*** Opening Listed records ***

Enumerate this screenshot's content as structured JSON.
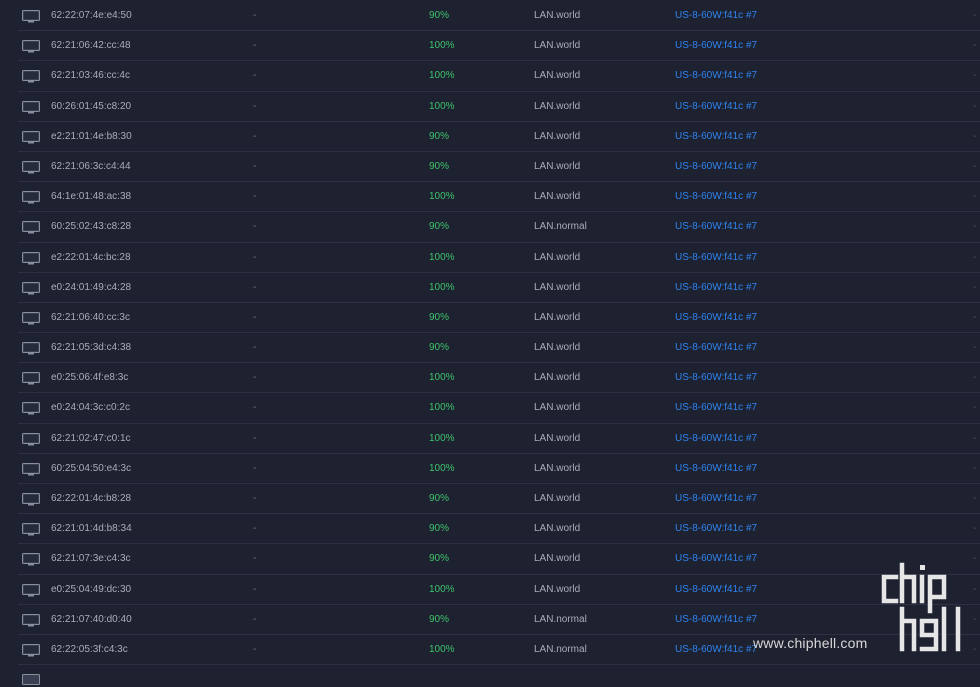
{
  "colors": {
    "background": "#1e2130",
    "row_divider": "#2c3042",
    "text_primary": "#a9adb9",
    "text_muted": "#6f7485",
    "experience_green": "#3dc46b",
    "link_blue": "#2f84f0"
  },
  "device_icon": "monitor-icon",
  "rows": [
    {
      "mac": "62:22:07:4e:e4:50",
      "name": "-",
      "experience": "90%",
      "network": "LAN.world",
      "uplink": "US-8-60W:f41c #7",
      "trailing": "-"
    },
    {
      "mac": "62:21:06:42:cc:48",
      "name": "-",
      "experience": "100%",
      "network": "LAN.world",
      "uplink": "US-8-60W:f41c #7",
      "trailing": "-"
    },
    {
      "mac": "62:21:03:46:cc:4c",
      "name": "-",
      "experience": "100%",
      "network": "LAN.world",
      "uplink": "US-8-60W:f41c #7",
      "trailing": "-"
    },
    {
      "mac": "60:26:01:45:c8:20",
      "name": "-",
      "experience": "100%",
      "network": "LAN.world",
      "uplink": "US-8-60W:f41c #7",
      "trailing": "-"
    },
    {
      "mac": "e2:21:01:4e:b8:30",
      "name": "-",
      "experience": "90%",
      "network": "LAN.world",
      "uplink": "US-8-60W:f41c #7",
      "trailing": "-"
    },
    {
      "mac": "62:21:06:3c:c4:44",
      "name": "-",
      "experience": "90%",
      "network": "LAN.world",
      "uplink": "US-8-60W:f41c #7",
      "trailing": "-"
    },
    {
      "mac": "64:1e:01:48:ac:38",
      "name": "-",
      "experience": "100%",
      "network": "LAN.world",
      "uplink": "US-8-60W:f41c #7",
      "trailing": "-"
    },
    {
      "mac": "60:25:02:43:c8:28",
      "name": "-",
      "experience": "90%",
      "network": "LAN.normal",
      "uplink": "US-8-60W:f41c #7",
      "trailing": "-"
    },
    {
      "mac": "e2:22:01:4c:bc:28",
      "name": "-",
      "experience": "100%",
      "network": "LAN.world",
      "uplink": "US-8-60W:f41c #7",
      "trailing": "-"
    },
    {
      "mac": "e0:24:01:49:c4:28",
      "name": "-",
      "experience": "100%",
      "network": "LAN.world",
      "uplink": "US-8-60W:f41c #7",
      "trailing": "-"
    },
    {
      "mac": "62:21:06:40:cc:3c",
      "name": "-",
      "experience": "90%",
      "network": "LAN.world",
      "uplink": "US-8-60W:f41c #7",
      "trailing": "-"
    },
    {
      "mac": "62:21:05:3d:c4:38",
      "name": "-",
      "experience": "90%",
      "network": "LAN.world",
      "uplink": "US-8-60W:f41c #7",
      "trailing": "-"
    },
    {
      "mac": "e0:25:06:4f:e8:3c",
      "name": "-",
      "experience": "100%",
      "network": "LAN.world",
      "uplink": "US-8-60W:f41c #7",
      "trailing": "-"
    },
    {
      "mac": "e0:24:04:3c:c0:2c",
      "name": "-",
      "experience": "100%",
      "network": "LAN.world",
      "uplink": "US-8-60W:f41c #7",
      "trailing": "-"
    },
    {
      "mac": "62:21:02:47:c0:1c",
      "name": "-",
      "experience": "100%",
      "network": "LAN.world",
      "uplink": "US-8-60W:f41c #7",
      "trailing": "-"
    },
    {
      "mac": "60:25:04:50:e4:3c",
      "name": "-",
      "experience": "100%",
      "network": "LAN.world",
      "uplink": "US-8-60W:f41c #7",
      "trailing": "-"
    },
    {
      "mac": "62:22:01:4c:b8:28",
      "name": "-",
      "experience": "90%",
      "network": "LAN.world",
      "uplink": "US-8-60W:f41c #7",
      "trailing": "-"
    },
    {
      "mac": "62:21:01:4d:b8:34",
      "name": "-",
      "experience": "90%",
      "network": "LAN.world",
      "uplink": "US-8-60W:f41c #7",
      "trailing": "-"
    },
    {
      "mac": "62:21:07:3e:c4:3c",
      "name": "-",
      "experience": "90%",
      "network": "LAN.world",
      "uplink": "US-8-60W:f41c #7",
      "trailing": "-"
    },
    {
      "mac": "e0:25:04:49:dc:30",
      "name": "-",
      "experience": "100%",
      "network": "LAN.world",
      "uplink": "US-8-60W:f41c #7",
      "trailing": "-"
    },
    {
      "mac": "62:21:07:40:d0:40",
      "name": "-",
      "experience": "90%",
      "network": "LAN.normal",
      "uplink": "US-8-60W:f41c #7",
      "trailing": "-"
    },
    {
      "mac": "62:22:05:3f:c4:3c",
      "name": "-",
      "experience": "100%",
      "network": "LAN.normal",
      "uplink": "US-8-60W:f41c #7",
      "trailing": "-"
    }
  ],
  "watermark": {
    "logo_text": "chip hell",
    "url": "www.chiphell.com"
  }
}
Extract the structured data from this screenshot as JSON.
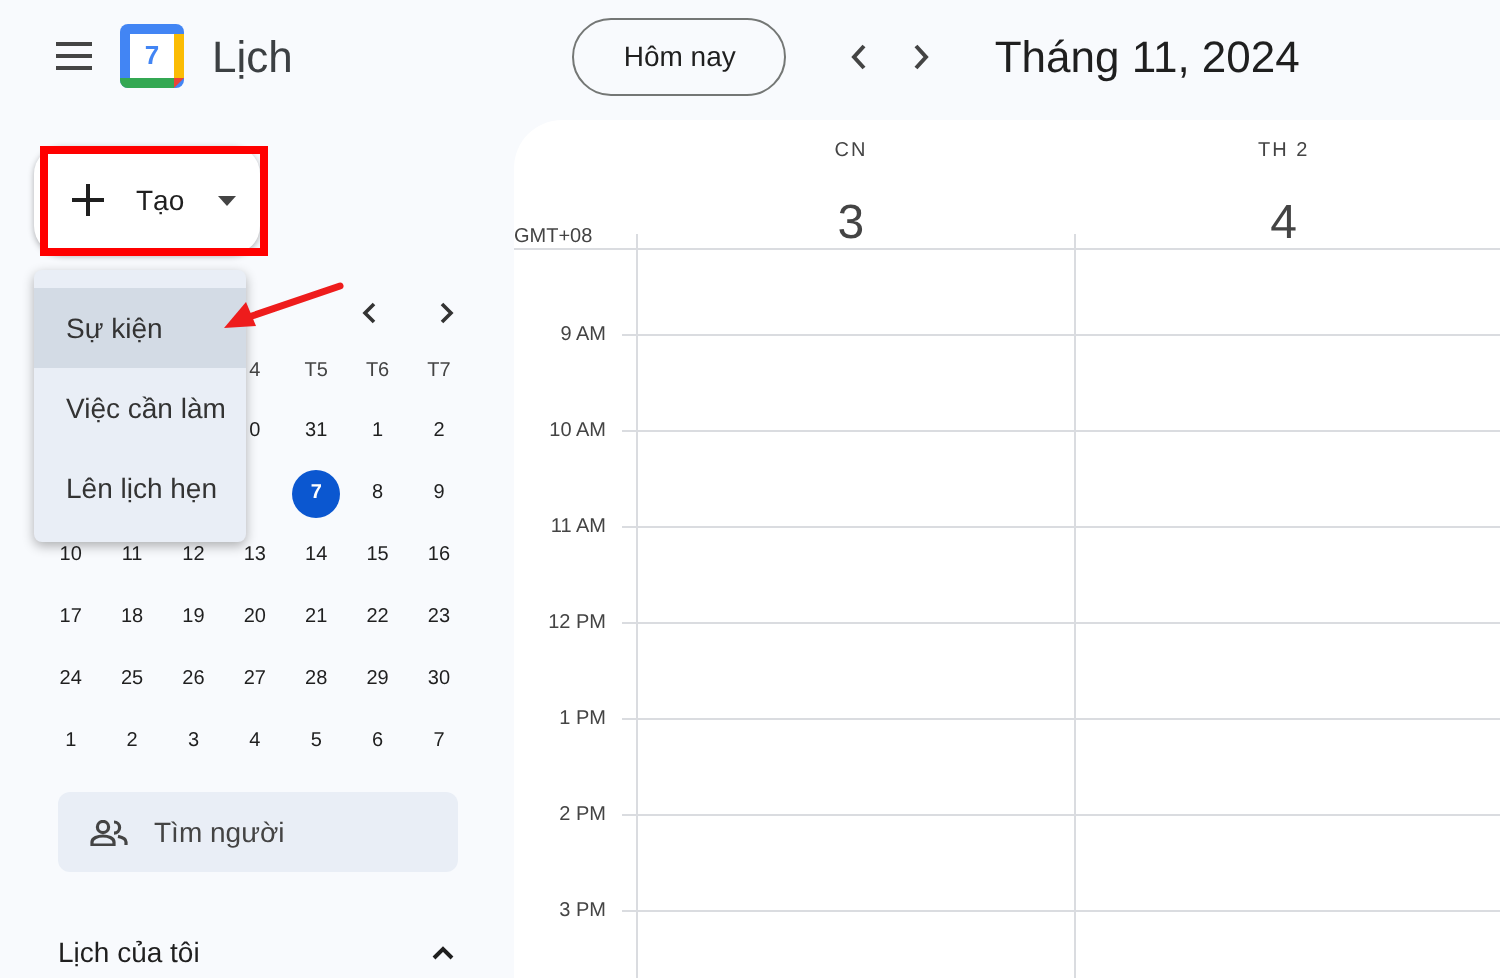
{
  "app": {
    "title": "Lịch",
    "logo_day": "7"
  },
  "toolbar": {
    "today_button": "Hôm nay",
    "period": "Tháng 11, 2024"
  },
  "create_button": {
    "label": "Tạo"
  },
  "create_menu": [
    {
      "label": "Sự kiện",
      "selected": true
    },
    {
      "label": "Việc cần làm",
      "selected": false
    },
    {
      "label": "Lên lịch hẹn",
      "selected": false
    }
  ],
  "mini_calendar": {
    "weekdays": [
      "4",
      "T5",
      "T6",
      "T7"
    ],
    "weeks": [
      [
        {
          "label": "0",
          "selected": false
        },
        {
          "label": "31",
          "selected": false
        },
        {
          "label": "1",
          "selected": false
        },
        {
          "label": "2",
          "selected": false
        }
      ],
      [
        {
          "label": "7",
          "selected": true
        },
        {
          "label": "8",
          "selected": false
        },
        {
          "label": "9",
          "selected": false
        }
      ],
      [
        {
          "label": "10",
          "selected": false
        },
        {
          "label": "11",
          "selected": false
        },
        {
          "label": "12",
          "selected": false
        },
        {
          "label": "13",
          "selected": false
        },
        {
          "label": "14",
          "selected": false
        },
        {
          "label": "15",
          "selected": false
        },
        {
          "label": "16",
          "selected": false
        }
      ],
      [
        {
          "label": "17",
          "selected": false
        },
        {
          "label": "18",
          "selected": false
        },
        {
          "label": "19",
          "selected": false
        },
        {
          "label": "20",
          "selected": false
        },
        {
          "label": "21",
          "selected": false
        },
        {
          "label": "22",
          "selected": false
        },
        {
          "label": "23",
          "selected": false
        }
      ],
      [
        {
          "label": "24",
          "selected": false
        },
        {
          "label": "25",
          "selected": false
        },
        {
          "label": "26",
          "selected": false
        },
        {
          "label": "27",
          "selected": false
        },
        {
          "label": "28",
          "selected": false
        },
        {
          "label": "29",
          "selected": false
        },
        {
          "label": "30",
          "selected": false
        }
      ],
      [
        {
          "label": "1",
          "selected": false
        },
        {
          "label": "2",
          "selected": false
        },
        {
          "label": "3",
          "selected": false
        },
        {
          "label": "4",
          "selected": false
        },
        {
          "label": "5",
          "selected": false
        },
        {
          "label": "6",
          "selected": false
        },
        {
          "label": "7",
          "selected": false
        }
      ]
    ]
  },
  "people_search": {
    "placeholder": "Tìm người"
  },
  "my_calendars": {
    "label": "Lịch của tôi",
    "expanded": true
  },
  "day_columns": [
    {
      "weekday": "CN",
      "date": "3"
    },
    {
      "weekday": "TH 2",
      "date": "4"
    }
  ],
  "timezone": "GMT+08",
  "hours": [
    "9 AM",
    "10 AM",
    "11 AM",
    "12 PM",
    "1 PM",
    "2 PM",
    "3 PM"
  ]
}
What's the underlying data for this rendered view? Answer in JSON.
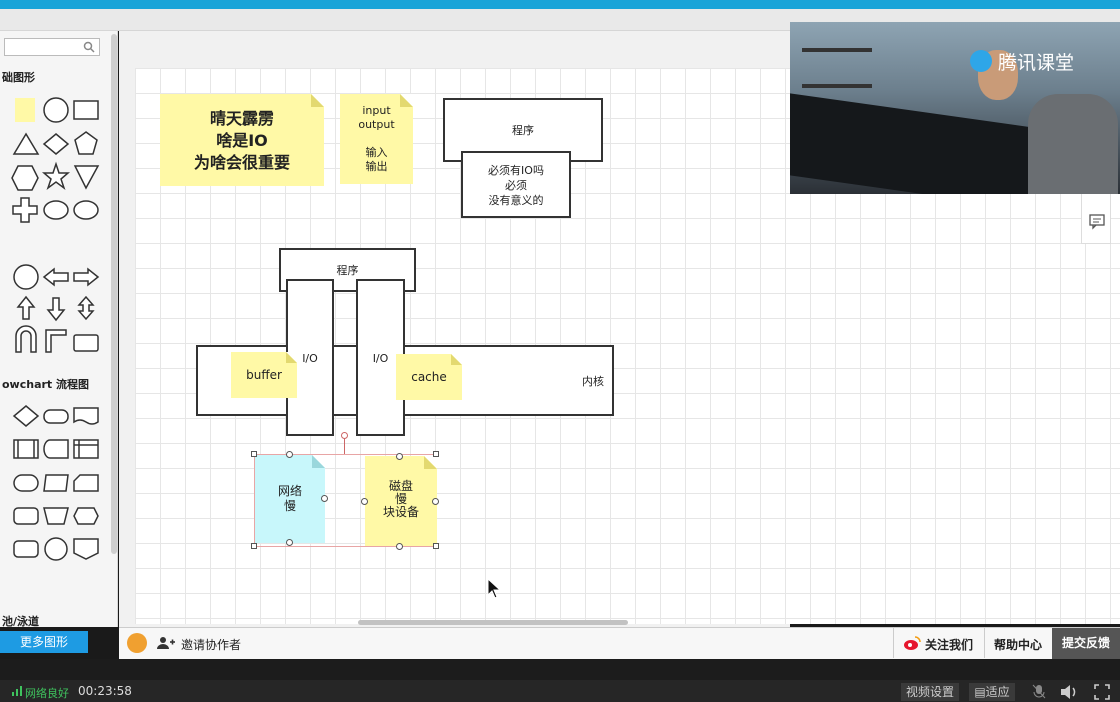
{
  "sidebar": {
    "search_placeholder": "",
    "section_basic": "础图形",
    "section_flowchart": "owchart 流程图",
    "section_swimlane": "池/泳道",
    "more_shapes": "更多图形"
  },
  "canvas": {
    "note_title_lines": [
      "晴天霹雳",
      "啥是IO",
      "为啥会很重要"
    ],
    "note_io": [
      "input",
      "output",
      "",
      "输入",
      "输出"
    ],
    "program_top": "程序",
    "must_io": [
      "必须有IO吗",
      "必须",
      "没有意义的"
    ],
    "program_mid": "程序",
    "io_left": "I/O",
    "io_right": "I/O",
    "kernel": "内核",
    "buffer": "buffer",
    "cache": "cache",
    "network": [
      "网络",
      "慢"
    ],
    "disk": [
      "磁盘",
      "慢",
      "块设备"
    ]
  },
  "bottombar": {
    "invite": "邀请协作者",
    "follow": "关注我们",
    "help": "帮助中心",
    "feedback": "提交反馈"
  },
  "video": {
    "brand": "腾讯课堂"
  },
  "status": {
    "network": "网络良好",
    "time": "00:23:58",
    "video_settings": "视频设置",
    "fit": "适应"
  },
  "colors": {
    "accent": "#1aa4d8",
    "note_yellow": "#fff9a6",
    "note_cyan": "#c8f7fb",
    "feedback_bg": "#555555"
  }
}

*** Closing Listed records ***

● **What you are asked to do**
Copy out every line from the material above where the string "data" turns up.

● **The answer**
Extract the structured data from this screenshot as JSON.
What's the underlying data for this rendered view? Answer in JSON.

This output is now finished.